Daniel Sgroi, 11 November 2013

In the upcoming UK Research Excellence Framework, a small panel of academics are tasked with rating thousands of academic submissions, which will result in university departments being ranked and public money being distributed. Given the enormity of the task and the scarcity of the resources devoted to it, this article discusses a straightforward procedure that might help, based on exactly the Bayesian methods that academic economists study and teach when considering the problem of decision-making under uncertainty.

John McCormack, Carol Propper, Sarah Smith, 07 November 2013

The conventional wisdom is that managing academics is futile. This column challenges this view by comparing management performance in UK universities with measures of research and teaching quality. Universities with better management have better performance. This holds for all types of universities, and the results are not driven by differences in resources. Recruitment, retention, and promotion are the most important aspects of management in universities, but management at the level of academic departments – not human resources departments – is what matters.

Daniel Hamermesh, 20 February 2013

Publishing in economics is a very tough game, especially for young scholars trying to establish a research record while on a tenure clock. This column discusses new research that shows the age profile of authors in top journals has distinctly shifted away from young scholars. In 1993, half the authors of top-level articles were under 35 and 90% were under 50. Today, only a third are under 35.

Victor Ginsburgh, 25 May 2012

Lead articles in academic journals tend to receive more citations than other articles. But does this mean they are any better? This column suggests that two-thirds of the additional citations that leading papers receive seem to be due to coming first in the journal, while only one-third are because they are genuinely better quality.

Natalia Zinovyeva, Manuel Bagues, 19 December 2010

Several countries have recently introduced gender quotas in hiring and promotion committees at universities. Evidence from promotions in the Spanish university system suggests that quotas are only effective at increasing the number of successful female applicants in promotions to top positions. This column argues that, given that sitting on committees reduces the available time for research, gender quotas should be implemented only for more senior academic positions.

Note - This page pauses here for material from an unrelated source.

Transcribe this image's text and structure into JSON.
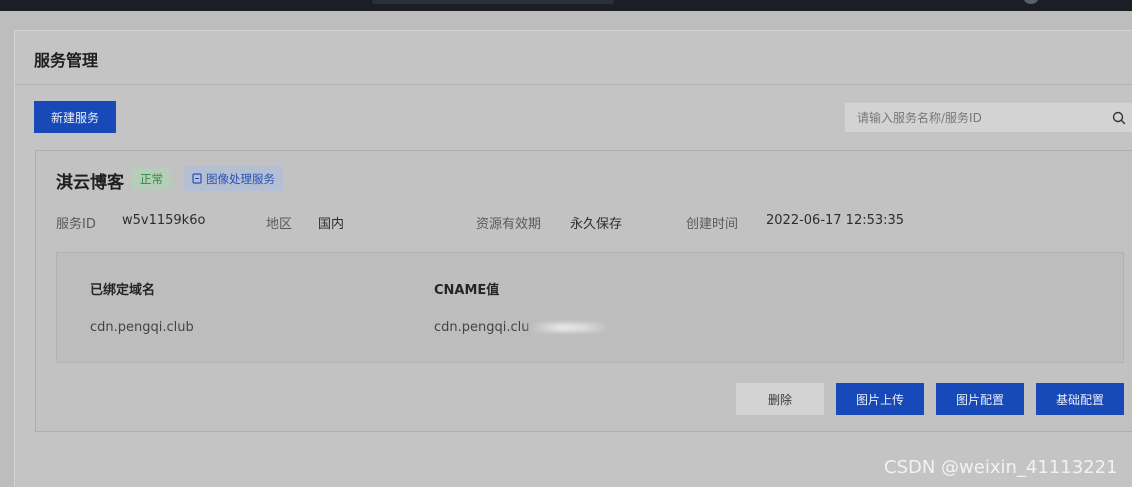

Stuart Macdonald, 04 April 2010

Recent allegations that scientists at the Climate Research Unit have hidden and manipulated data has caused a media storm. This column argues that the practices alleged in “climategate” may be more common in academia than we think.